[Data records]
::::::::
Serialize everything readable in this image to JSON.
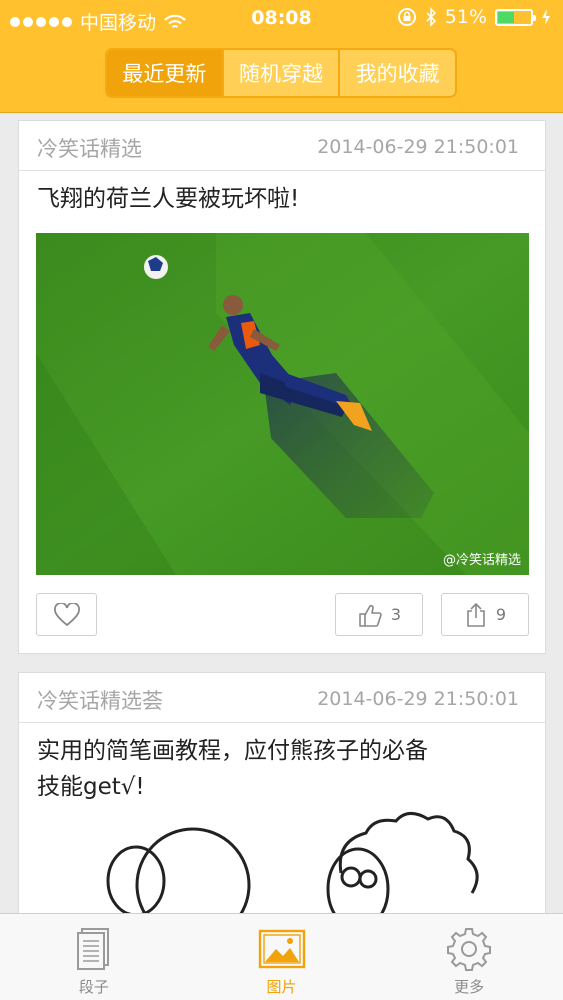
{
  "status_bar": {
    "carrier": "中国移动",
    "time": "08:08",
    "battery": "51%",
    "battery_level": 0.51
  },
  "segments": [
    {
      "label": "最近更新",
      "active": true
    },
    {
      "label": "随机穿越",
      "active": false
    },
    {
      "label": "我的收藏",
      "active": false
    }
  ],
  "posts": [
    {
      "source": "冷笑话精选",
      "date": "2014-06-29 21:50:01",
      "title": "飞翔的荷兰人要被玩坏啦!",
      "image_watermark": "@冷笑话精选",
      "likes": "3",
      "shares": "9"
    },
    {
      "source": "冷笑话精选荟",
      "date": "2014-06-29 21:50:01",
      "title_line1": "实用的简笔画教程，应付熊孩子的必备",
      "title_line2": "技能get√!"
    }
  ],
  "tabs": [
    {
      "label": "段子",
      "icon": "document-icon",
      "active": false
    },
    {
      "label": "图片",
      "icon": "picture-icon",
      "active": true
    },
    {
      "label": "更多",
      "icon": "gear-icon",
      "active": false
    }
  ],
  "colors": {
    "header": "#ffc12e",
    "accent": "#f0a30a",
    "battery": "#4cd964"
  }
}
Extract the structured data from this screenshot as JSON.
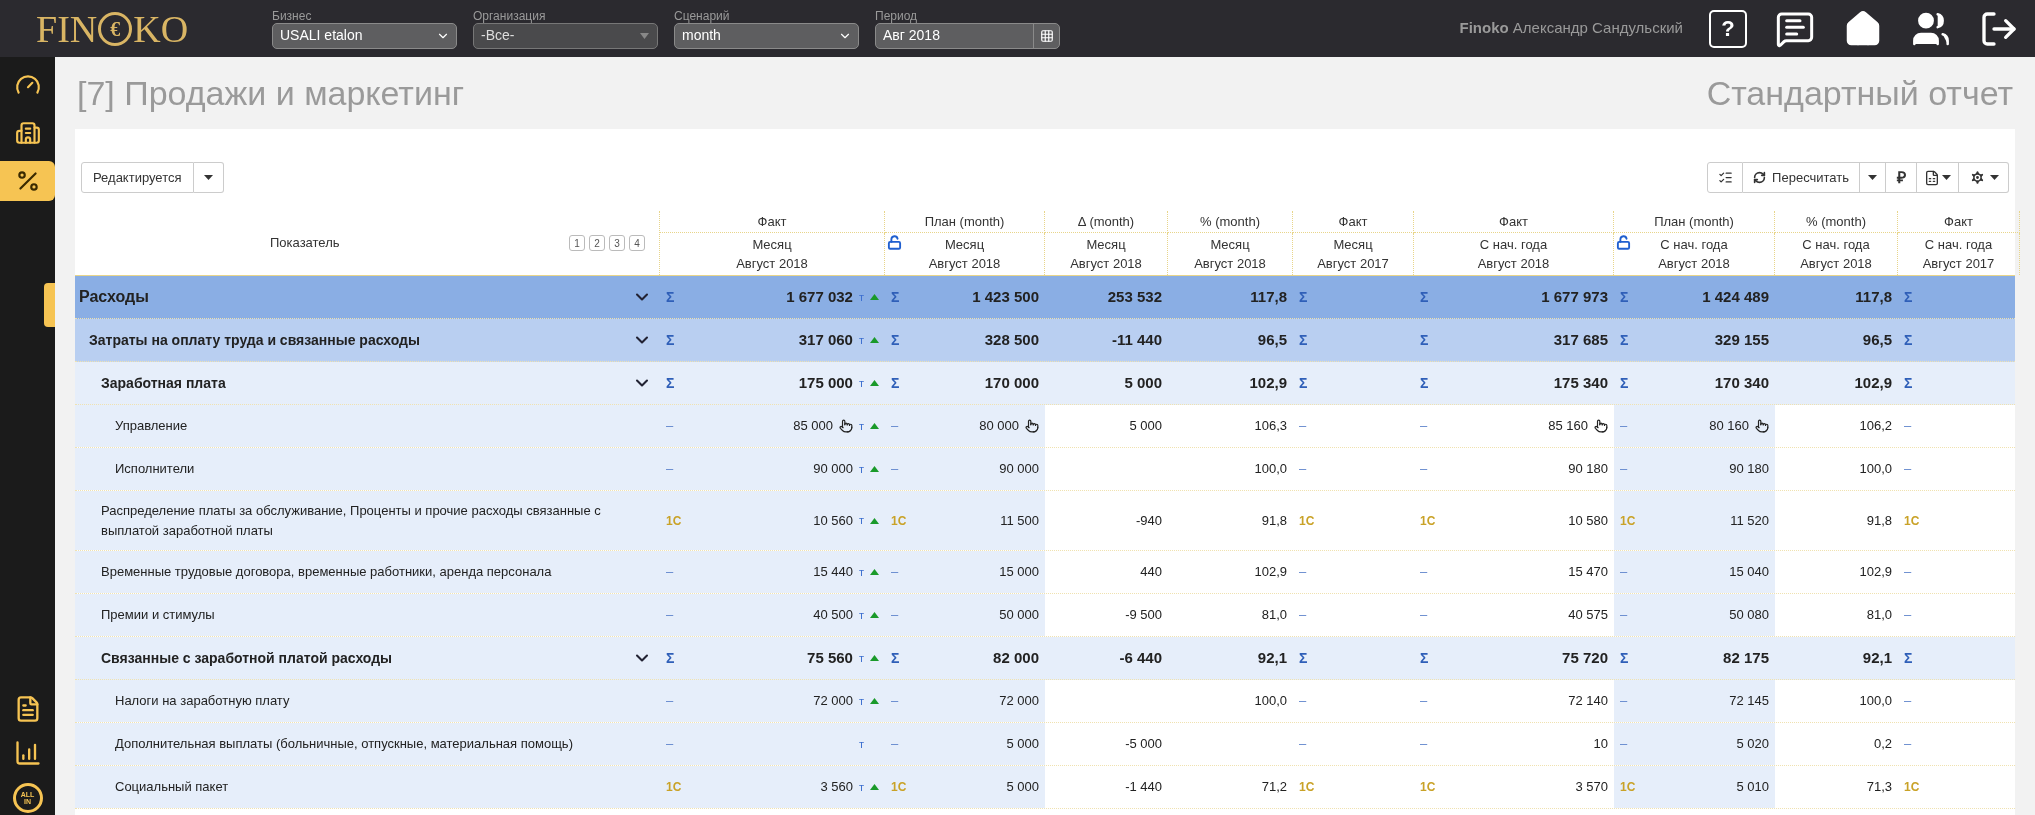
{
  "topbar": {
    "logo": {
      "left": "FIN",
      "mark": "€",
      "right": "KO"
    },
    "selects": [
      {
        "label": "Бизнес",
        "value": "USALI etalon",
        "disabled": false,
        "kind": "select"
      },
      {
        "label": "Организация",
        "value": "-Все-",
        "disabled": true,
        "kind": "select"
      },
      {
        "label": "Сценарий",
        "value": "month",
        "disabled": false,
        "kind": "select"
      },
      {
        "label": "Период",
        "value": "Авг 2018",
        "disabled": false,
        "kind": "date"
      }
    ],
    "user": {
      "company": "Finoko",
      "name": "Александр Сандульский"
    },
    "help": "?"
  },
  "sidebar": {
    "items": [
      {
        "selected": false
      },
      {
        "selected": false
      },
      {
        "selected": true
      }
    ],
    "bottom_badge": [
      "ALL",
      "IN"
    ]
  },
  "page": {
    "title": "[7] Продажи и маркетинг",
    "report": "Стандартный отчет"
  },
  "toolbar": {
    "status": "Редактируется",
    "recalc": "Пересчитать",
    "currency": "₽"
  },
  "table": {
    "first_header": "Показатель",
    "levels": [
      "1",
      "2",
      "3",
      "4"
    ],
    "columns": [
      {
        "group": "Факт",
        "period": "Месяц",
        "date": "Август 2018",
        "kind": "input"
      },
      {
        "group": "План (month)",
        "period": "Месяц",
        "date": "Август 2018",
        "kind": "input",
        "locked": false
      },
      {
        "group": "Δ (month)",
        "period": "Месяц",
        "date": "Август 2018",
        "kind": "calc"
      },
      {
        "group": "% (month)",
        "period": "Месяц",
        "date": "Август 2018",
        "kind": "calc"
      },
      {
        "group": "Факт",
        "period": "Месяц",
        "date": "Август 2017",
        "kind": "calc"
      },
      {
        "group": "Факт",
        "period": "С нач. года",
        "date": "Август 2018",
        "kind": "calc"
      },
      {
        "group": "План (month)",
        "period": "С нач. года",
        "date": "Август 2018",
        "kind": "input",
        "locked": false
      },
      {
        "group": "% (month)",
        "period": "С нач. года",
        "date": "Август 2018",
        "kind": "calc"
      },
      {
        "group": "Факт",
        "period": "С нач. года",
        "date": "Август 2017",
        "kind": "calc"
      }
    ],
    "rows": [
      {
        "label": "Расходы",
        "expanded": true,
        "cells": [
          {
            "marker": "Σ",
            "value": "1 677 032",
            "flag": "т",
            "trend_up": true
          },
          {
            "marker": "Σ",
            "value": "1 423 500"
          },
          {
            "value": "253 532"
          },
          {
            "value": "117,8"
          },
          {
            "marker": "Σ"
          },
          {
            "marker": "Σ",
            "value": "1 677 973"
          },
          {
            "marker": "Σ",
            "value": "1 424 489"
          },
          {
            "value": "117,8"
          },
          {
            "marker": "Σ"
          }
        ],
        "children": [
          {
            "label": "Затраты на оплату труда и связанные расходы",
            "expanded": true,
            "cells": [
              {
                "marker": "Σ",
                "value": "317 060",
                "flag": "т",
                "trend_up": true
              },
              {
                "marker": "Σ",
                "value": "328 500"
              },
              {
                "value": "-11 440"
              },
              {
                "value": "96,5"
              },
              {
                "marker": "Σ"
              },
              {
                "marker": "Σ",
                "value": "317 685"
              },
              {
                "marker": "Σ",
                "value": "329 155"
              },
              {
                "value": "96,5"
              },
              {
                "marker": "Σ"
              }
            ],
            "children": [
              {
                "label": "Заработная плата",
                "expanded": true,
                "cells": [
                  {
                    "marker": "Σ",
                    "value": "175 000",
                    "flag": "т",
                    "trend_up": true
                  },
                  {
                    "marker": "Σ",
                    "value": "170 000"
                  },
                  {
                    "value": "5 000"
                  },
                  {
                    "value": "102,9"
                  },
                  {
                    "marker": "Σ"
                  },
                  {
                    "marker": "Σ",
                    "value": "175 340"
                  },
                  {
                    "marker": "Σ",
                    "value": "170 340"
                  },
                  {
                    "value": "102,9"
                  },
                  {
                    "marker": "Σ"
                  }
                ],
                "children": [
                  {
                    "label": "Управление",
                    "cells": [
                      {
                        "marker": "–",
                        "value": "85 000",
                        "hand": true,
                        "flag": "т",
                        "trend_up": true
                      },
                      {
                        "marker": "–",
                        "value": "80 000",
                        "hand": true
                      },
                      {
                        "value": "5 000"
                      },
                      {
                        "value": "106,3"
                      },
                      {
                        "marker": "–"
                      },
                      {
                        "marker": "–",
                        "value": "85 160",
                        "hand": true
                      },
                      {
                        "marker": "–",
                        "value": "80 160",
                        "hand": true
                      },
                      {
                        "value": "106,2"
                      },
                      {
                        "marker": "–"
                      }
                    ]
                  },
                  {
                    "label": "Исполнители",
                    "cells": [
                      {
                        "marker": "–",
                        "value": "90 000",
                        "flag": "т",
                        "trend_up": true
                      },
                      {
                        "marker": "–",
                        "value": "90 000"
                      },
                      null,
                      {
                        "value": "100,0"
                      },
                      {
                        "marker": "–"
                      },
                      {
                        "marker": "–",
                        "value": "90 180"
                      },
                      {
                        "marker": "–",
                        "value": "90 180"
                      },
                      {
                        "value": "100,0"
                      },
                      {
                        "marker": "–"
                      }
                    ]
                  }
                ]
              },
              {
                "label": "Распределение платы за обслуживание, Проценты и прочие расходы связанные с выплатой заработной платы",
                "cells": [
                  {
                    "marker": "1С",
                    "value": "10 560",
                    "flag": "т",
                    "trend_up": true
                  },
                  {
                    "marker": "1С",
                    "value": "11 500"
                  },
                  {
                    "value": "-940"
                  },
                  {
                    "value": "91,8"
                  },
                  {
                    "marker": "1С"
                  },
                  {
                    "marker": "1С",
                    "value": "10 580"
                  },
                  {
                    "marker": "1С",
                    "value": "11 520"
                  },
                  {
                    "value": "91,8"
                  },
                  {
                    "marker": "1С"
                  }
                ]
              },
              {
                "label": "Временные трудовые договора, временные работники, аренда персонала",
                "cells": [
                  {
                    "marker": "–",
                    "value": "15 440",
                    "flag": "т",
                    "trend_up": true
                  },
                  {
                    "marker": "–",
                    "value": "15 000"
                  },
                  {
                    "value": "440"
                  },
                  {
                    "value": "102,9"
                  },
                  {
                    "marker": "–"
                  },
                  {
                    "marker": "–",
                    "value": "15 470"
                  },
                  {
                    "marker": "–",
                    "value": "15 040"
                  },
                  {
                    "value": "102,9"
                  },
                  {
                    "marker": "–"
                  }
                ]
              },
              {
                "label": "Премии и стимулы",
                "cells": [
                  {
                    "marker": "–",
                    "value": "40 500",
                    "flag": "т",
                    "trend_up": true
                  },
                  {
                    "marker": "–",
                    "value": "50 000"
                  },
                  {
                    "value": "-9 500"
                  },
                  {
                    "value": "81,0"
                  },
                  {
                    "marker": "–"
                  },
                  {
                    "marker": "–",
                    "value": "40 575"
                  },
                  {
                    "marker": "–",
                    "value": "50 080"
                  },
                  {
                    "value": "81,0"
                  },
                  {
                    "marker": "–"
                  }
                ]
              },
              {
                "label": "Связанные с заработной платой расходы",
                "expanded": true,
                "cells": [
                  {
                    "marker": "Σ",
                    "value": "75 560",
                    "flag": "т",
                    "trend_up": true
                  },
                  {
                    "marker": "Σ",
                    "value": "82 000"
                  },
                  {
                    "value": "-6 440"
                  },
                  {
                    "value": "92,1"
                  },
                  {
                    "marker": "Σ"
                  },
                  {
                    "marker": "Σ",
                    "value": "75 720"
                  },
                  {
                    "marker": "Σ",
                    "value": "82 175"
                  },
                  {
                    "value": "92,1"
                  },
                  {
                    "marker": "Σ"
                  }
                ],
                "children": [
                  {
                    "label": "Налоги на заработную плату",
                    "cells": [
                      {
                        "marker": "–",
                        "value": "72 000",
                        "flag": "т",
                        "trend_up": true
                      },
                      {
                        "marker": "–",
                        "value": "72 000"
                      },
                      null,
                      {
                        "value": "100,0"
                      },
                      {
                        "marker": "–"
                      },
                      {
                        "marker": "–",
                        "value": "72 140"
                      },
                      {
                        "marker": "–",
                        "value": "72 145"
                      },
                      {
                        "value": "100,0"
                      },
                      {
                        "marker": "–"
                      }
                    ]
                  },
                  {
                    "label": "Дополнительная выплаты (больничные, отпускные, материальная помощь)",
                    "cells": [
                      {
                        "marker": "–",
                        "flag": "т"
                      },
                      {
                        "marker": "–",
                        "value": "5 000"
                      },
                      {
                        "value": "-5 000"
                      },
                      null,
                      {
                        "marker": "–"
                      },
                      {
                        "marker": "–",
                        "value": "10"
                      },
                      {
                        "marker": "–",
                        "value": "5 020"
                      },
                      {
                        "value": "0,2"
                      },
                      {
                        "marker": "–"
                      }
                    ]
                  },
                  {
                    "label": "Социальный пакет",
                    "cells": [
                      {
                        "marker": "1С",
                        "value": "3 560",
                        "flag": "т",
                        "trend_up": true
                      },
                      {
                        "marker": "1С",
                        "value": "5 000"
                      },
                      {
                        "value": "-1 440"
                      },
                      {
                        "value": "71,2"
                      },
                      {
                        "marker": "1С"
                      },
                      {
                        "marker": "1С",
                        "value": "3 570"
                      },
                      {
                        "marker": "1С",
                        "value": "5 010"
                      },
                      {
                        "value": "71,3"
                      },
                      {
                        "marker": "1С"
                      }
                    ]
                  }
                ]
              }
            ]
          }
        ]
      }
    ]
  }
}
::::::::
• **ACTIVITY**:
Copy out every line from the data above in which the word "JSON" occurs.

• **TASK ANSWER**:
Serialize everything readable in this image to JSON.
Extract the structured data from this screenshot as JSON.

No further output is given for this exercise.